**TASK DIRECTIONS**. In the records, find each line where "icon" occurs, and copy it.

**PROVIDED MATERIAL**.
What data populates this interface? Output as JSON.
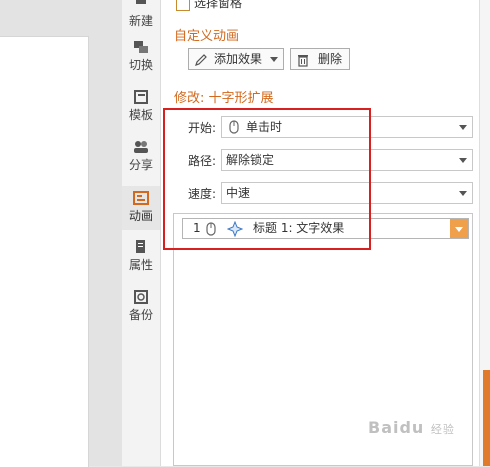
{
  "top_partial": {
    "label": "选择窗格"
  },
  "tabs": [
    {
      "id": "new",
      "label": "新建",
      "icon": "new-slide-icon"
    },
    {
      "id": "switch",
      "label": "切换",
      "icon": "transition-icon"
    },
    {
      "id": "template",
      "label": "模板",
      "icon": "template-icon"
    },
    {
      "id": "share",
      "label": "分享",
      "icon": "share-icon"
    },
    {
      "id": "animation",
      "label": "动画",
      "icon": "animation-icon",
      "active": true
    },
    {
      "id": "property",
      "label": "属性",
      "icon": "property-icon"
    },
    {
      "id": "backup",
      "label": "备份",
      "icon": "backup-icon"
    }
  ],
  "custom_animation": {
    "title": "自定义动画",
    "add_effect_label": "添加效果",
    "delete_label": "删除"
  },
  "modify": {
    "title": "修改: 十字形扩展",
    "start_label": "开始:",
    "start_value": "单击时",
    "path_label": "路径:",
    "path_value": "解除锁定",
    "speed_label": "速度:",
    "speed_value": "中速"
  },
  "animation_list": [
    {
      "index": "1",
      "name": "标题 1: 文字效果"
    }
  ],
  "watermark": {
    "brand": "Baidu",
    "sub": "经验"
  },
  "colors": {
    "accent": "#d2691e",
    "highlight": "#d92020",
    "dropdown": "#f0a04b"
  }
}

**SOLUTION FOR THIS PROBLEM**.
      "icon": "new-slide-icon"
      "icon": "transition-icon"
      "icon": "template-icon"
      "icon": "share-icon"
      "icon": "animation-icon",
      "icon": "property-icon"
      "icon": "backup-icon"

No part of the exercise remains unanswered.